### Supplied records
=== Begin Enclosure ===

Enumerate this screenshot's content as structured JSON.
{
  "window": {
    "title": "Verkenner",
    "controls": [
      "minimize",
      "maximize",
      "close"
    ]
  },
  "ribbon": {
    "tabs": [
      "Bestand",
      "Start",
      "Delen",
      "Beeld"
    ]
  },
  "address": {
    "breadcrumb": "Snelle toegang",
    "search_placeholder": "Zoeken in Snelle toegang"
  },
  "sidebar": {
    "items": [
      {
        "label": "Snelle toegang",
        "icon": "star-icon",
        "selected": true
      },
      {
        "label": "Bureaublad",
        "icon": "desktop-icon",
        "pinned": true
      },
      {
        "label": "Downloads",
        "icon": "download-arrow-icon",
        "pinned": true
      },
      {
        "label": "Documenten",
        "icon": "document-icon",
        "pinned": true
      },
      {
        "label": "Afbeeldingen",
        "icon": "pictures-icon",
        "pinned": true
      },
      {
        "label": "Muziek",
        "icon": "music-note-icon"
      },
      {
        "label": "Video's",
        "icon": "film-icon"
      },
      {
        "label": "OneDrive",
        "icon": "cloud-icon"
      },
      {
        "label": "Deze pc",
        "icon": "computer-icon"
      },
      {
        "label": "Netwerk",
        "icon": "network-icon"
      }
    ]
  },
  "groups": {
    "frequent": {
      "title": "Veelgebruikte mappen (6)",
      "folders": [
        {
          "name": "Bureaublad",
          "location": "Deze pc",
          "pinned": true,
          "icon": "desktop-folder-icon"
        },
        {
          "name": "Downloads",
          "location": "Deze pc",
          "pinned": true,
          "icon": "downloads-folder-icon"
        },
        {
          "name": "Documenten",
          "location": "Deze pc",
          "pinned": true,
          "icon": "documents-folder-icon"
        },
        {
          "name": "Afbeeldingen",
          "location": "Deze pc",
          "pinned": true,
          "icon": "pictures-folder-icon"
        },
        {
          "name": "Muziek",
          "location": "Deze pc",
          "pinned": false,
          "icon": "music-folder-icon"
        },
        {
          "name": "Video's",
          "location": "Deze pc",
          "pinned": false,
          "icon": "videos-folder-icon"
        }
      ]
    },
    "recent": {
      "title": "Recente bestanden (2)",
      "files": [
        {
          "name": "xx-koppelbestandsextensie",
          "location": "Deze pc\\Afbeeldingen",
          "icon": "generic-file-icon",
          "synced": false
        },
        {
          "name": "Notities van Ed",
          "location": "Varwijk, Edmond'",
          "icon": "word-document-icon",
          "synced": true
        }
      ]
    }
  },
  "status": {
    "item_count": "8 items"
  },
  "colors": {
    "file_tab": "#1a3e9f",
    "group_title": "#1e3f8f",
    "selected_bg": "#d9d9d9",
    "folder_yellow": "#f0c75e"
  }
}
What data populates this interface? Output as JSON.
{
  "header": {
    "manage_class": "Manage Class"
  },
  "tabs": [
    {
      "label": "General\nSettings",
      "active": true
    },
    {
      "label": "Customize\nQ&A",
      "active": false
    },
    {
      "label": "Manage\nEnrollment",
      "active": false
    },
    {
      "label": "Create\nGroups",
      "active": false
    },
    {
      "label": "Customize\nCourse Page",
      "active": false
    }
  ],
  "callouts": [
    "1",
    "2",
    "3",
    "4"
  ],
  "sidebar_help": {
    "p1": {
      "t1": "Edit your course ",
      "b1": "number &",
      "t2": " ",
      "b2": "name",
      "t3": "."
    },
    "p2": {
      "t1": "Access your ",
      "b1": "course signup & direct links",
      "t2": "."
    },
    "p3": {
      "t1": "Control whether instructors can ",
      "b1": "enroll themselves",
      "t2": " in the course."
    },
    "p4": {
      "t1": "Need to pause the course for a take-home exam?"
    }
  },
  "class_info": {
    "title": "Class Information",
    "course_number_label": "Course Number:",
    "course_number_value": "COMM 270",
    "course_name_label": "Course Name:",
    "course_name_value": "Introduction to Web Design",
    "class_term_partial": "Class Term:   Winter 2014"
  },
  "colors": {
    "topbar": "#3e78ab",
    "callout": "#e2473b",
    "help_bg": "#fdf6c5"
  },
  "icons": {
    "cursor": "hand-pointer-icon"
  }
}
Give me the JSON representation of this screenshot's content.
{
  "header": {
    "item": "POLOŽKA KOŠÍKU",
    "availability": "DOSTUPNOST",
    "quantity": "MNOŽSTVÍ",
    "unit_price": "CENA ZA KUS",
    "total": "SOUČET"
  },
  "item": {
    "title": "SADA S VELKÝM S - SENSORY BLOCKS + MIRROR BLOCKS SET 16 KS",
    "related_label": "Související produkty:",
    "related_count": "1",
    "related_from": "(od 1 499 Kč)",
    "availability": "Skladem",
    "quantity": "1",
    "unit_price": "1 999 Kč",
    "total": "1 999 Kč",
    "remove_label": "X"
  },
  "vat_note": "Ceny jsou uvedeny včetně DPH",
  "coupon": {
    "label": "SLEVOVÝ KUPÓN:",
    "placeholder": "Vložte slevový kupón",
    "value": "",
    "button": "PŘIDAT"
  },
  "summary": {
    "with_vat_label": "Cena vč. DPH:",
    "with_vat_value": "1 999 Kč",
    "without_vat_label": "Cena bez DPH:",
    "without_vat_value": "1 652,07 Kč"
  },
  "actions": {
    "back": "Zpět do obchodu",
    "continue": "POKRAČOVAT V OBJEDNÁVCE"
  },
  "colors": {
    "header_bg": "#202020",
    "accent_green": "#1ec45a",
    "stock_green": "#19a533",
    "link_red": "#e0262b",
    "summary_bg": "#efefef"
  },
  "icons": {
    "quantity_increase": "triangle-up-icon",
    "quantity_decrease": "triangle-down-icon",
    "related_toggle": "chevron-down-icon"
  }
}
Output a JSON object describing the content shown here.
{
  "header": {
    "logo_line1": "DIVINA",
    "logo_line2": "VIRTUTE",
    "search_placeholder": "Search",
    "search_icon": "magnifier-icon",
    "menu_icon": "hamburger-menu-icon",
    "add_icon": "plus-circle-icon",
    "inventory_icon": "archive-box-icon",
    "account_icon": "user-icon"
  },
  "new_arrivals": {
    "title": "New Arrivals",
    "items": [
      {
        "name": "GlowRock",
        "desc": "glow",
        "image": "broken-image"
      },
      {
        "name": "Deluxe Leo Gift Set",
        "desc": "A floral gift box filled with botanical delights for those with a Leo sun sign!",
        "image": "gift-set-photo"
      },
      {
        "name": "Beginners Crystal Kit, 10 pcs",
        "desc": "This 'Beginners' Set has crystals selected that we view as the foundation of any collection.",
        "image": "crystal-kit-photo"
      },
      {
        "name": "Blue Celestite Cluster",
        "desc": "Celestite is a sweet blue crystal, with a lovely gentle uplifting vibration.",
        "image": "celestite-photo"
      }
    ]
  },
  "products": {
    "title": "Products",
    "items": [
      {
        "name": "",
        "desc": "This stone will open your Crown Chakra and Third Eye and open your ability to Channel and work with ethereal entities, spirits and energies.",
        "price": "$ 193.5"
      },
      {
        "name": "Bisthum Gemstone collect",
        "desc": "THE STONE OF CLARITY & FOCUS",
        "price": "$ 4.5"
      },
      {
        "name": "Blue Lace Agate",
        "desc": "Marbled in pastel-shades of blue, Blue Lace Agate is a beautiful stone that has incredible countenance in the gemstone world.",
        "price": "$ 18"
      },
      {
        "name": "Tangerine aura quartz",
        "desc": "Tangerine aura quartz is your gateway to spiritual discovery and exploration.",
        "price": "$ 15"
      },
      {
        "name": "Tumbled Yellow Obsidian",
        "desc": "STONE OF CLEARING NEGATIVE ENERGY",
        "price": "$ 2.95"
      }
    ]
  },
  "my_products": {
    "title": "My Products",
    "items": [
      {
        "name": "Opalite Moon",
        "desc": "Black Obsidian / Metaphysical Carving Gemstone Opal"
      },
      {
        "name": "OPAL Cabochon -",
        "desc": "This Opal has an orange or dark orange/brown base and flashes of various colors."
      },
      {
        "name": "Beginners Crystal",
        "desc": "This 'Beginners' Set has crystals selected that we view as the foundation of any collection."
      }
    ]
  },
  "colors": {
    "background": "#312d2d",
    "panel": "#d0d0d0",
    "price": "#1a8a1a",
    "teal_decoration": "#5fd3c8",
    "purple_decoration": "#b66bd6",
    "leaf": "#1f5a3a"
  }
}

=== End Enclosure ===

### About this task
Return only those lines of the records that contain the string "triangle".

### Response below
    "quantity_increase": "triangle-up-icon",
    "quantity_decrease": "triangle-down-icon",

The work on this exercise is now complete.